Simon Killer (2012), the second film from Antonio Campos (Afterschool), is a bracing, darkly comic glare into the abyss. Beneath its stylish veneer is pure grit; a tangle of depravity and violence skilfully manipulated by Campos into something mysterious and disorientating. Co-produced by Martha Marcy May Marlene’s Sean Durkin, it shares that film’s simmering discord. Pitching their projects at the blurred boundaries of teenage alienation and madness, a picture is beginning to emerge of Borderline Films, Durkin and Campos’ production company, as the chief purveyors of a very modern, fractured vision of youthful malaise.
Brady Corbet plays the titular Simon, a recent university graduate who goes on an extended trip to Paris to recover from a break-up with his long-term girlfriend. He does a lot of moping around; hard-heartedly trying to meet people, crying to his mother on the phone and masturbating. After going into a brothel one evening, Simon meets prostitute Victoria (the film’s co-writer Mati Diop). The damaged pair begin a relationship and stumble into cohabitation but before long, Simon’s selfishness and childishness starts to give way to more disturbing character traits. Yet, despite the provocative title and subject matter, Simon Killer is all deliberate thematic subterfuge on the part of Campos.
The key to understanding the film lies in Simon’s oft-repeated description of the focus of his neuroscience studies in college; the connection between the eye and the brain. Campos frequently punctuates the narrative with neon, strobes and loud music. They initially serve as distractions, momentarily disorientating the audience but, as the film goes on, it becomes clear that they are an integral part of the Simon Killer’s rich sensory framework, prompting the audience to question what they see and hear. As interesting as this textured technical approach is, Campos’ ace card is Corbet. Having already made a name for himself in a series of edgy roles, the actor is outstanding here; capturing not only Simon’s slow, disquieting descent into lunacy, but also the more juvenile aspects of the character.
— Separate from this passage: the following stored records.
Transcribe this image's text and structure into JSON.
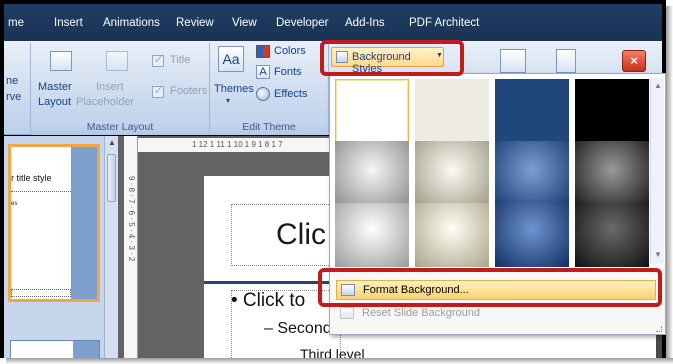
{
  "tabs": [
    "me",
    "Insert",
    "Animations",
    "Review",
    "View",
    "Developer",
    "Add-Ins",
    "PDF Architect"
  ],
  "ribbon": {
    "master_layout_group": {
      "name": "Master Layout",
      "partial_label_1": "ne",
      "partial_label_2": "rve",
      "master_layout_line1": "Master",
      "master_layout_line2": "Layout",
      "insert_placeholder_line1": "Insert",
      "insert_placeholder_line2": "Placeholder",
      "title_label": "Title",
      "footers_label": "Footers"
    },
    "edit_theme_group": {
      "name": "Edit Theme",
      "themes_label": "Themes",
      "colors_label": "Colors",
      "fonts_label": "Fonts",
      "effects_label": "Effects"
    },
    "background_styles_label": "Background Styles",
    "close_label": "×"
  },
  "gallery": {
    "swatch_colors": [
      [
        "#ffffff",
        "#eeece2",
        "#20477a",
        "#000000"
      ],
      [
        "radial-gradient(circle at 50% 45%, #f6f6f6, #8e8e8e)",
        "radial-gradient(circle at 50% 45%, #fbfaf3, #9f9c86)",
        "radial-gradient(circle at 50% 45%, #7e9fd2, #1a3c74)",
        "radial-gradient(circle at 50% 45%, #9a9a9a, #1b1b1b)"
      ],
      [
        "radial-gradient(circle at 50% 40%, #ffffff, #9a9a9a)",
        "radial-gradient(circle at 50% 40%, #fffef4, #a8a48a)",
        "radial-gradient(circle at 50% 40%, #6f94d0, #112f63)",
        "radial-gradient(circle at 50% 40%, #6a6a6a, #111111)"
      ]
    ],
    "menu": {
      "format_background": "Format Background...",
      "reset_slide_background": "Reset Slide Background"
    }
  },
  "thumbnail": {
    "title_text": "r title style",
    "sub_text": "es"
  },
  "ruler": {
    "horizontal_text": "1 12 1 11 1 10 1 9 1 8 1 7",
    "vertical_text": "9 · 8 · 7 · 6 · 5 · 4 · 3 · 2"
  },
  "slide": {
    "title_text": "Clic",
    "bullet_1": "• Click to",
    "bullet_2": "– Second level",
    "bullet_3": "Third level"
  }
}
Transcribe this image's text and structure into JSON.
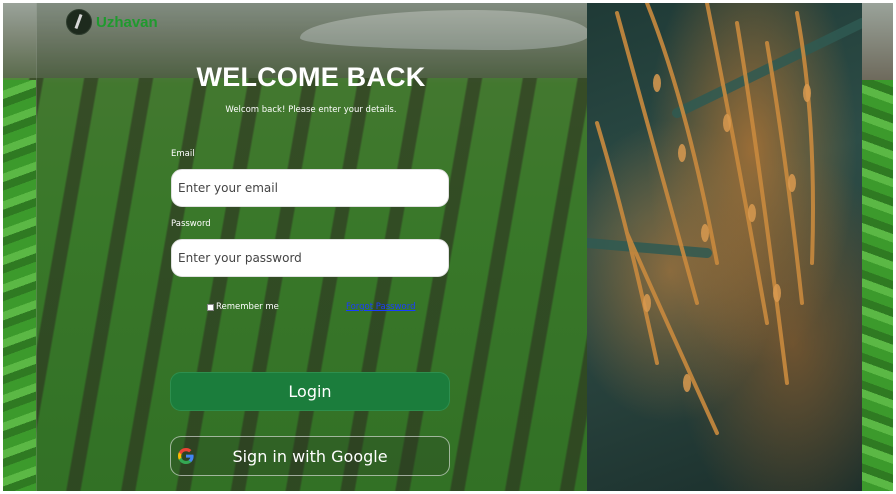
{
  "brand": {
    "name": "Uzhavan",
    "logo_icon": "farmer-logo-icon"
  },
  "login": {
    "title": "WELCOME BACK",
    "subtitle": "Welcom back! Please enter your details.",
    "email_label": "Email",
    "email_placeholder": "Enter your email",
    "password_label": "Password",
    "password_placeholder": "Enter your password",
    "remember_label": "Remember me",
    "forgot_label": "Forgot Password",
    "login_button": "Login",
    "google_button": "Sign in with Google",
    "google_icon": "google-icon"
  },
  "colors": {
    "brand_green": "#1f9a2e",
    "login_button": "#1b7d3c",
    "link": "#1a3cff"
  }
}
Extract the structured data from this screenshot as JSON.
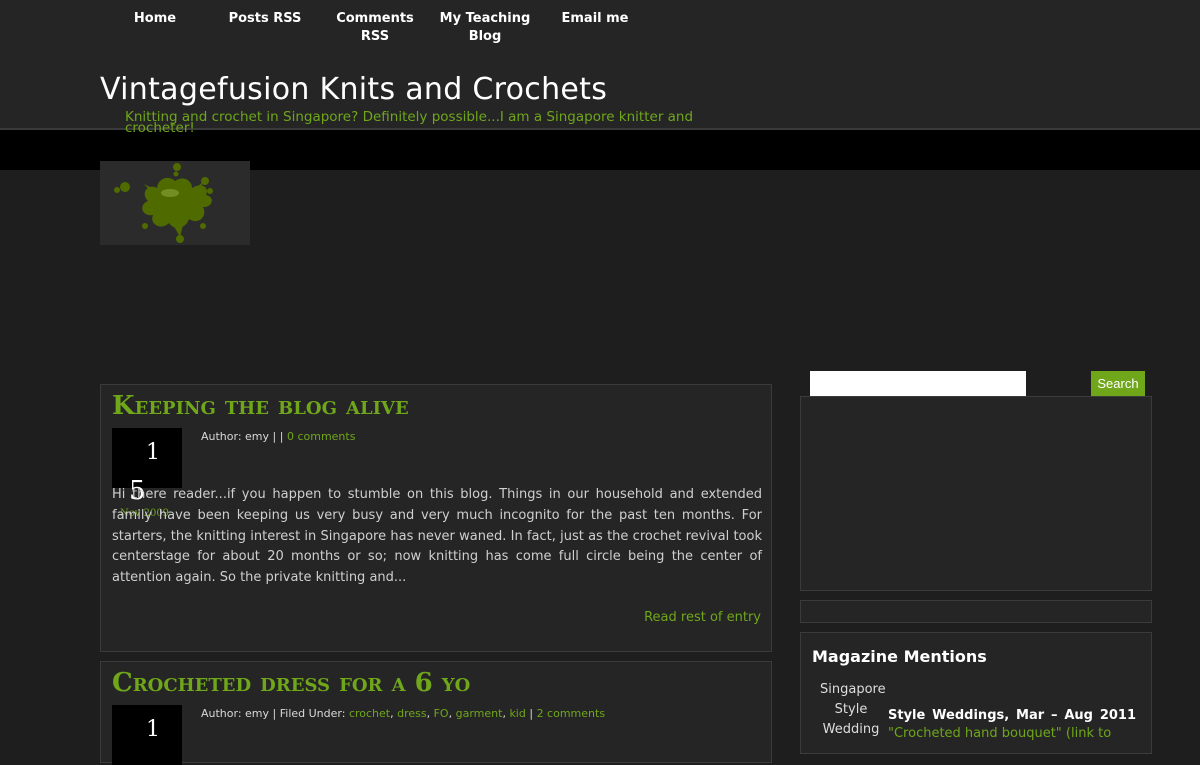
{
  "nav": {
    "items": [
      {
        "label": "Home"
      },
      {
        "label": "Posts RSS"
      },
      {
        "label": "Comments RSS"
      },
      {
        "label": "My Teaching Blog"
      },
      {
        "label": "Email me"
      }
    ]
  },
  "header": {
    "title": "Vintagefusion Knits and Crochets",
    "tagline": "Knitting and crochet in Singapore? Definitely possible...I am a Singapore knitter and crocheter!"
  },
  "colors": {
    "accent": "#6fa61a",
    "background": "#1e1e1e",
    "panel": "#252525"
  },
  "posts": [
    {
      "title": "Keeping the blog alive",
      "date_day": "1",
      "date_day2": "5",
      "date_month": "Nov 2009",
      "author_prefix": "Author: emy | |",
      "comments": "0 comments",
      "excerpt": "Hi there reader...if you happen to stumble on this blog. Things in our household and extended family have been keeping us very busy and very much incognito for the past ten months. For starters, the knitting interest in Singapore has never waned. In fact, just as the crochet revival took centerstage for about 20 months or so; now knitting has come full circle being the center of attention again. So the private knitting and...",
      "read_more": "Read rest of entry"
    },
    {
      "title": "Crocheted dress for a 6 yo",
      "date_day": "1",
      "author_prefix": "Author: emy | Filed Under:",
      "tags": [
        "crochet",
        "dress",
        "FO",
        "garment",
        "kid"
      ],
      "comments": "2 comments"
    }
  ],
  "sidebar": {
    "search_button": "Search",
    "search_value": "",
    "magazine": {
      "title": "Magazine Mentions",
      "image_alt": "Singapore Style Wedding",
      "text": "Style Weddings, Mar – Aug 2011",
      "link": "\"Crocheted hand bouquet\" (link to"
    }
  }
}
While many films involuntarily give their psychopaths an intriguing aura, Corbet displays Simon’s amorality with a sense of sullen entitlement; there’s danger in him, but it’s hidden beneath the pathetic, childishly impulsive exterior of a young American with the means to travel to Paris at the drop of a hat. Diop is equally impressive, elevating the clichéd ‘tart-with-a-heart’ role into something weightier. With Simon Killer, Campos has created a dark, visually arresting piece that uses its ambivalence and sordidness to pose serious questions about the limits of youthful delusions.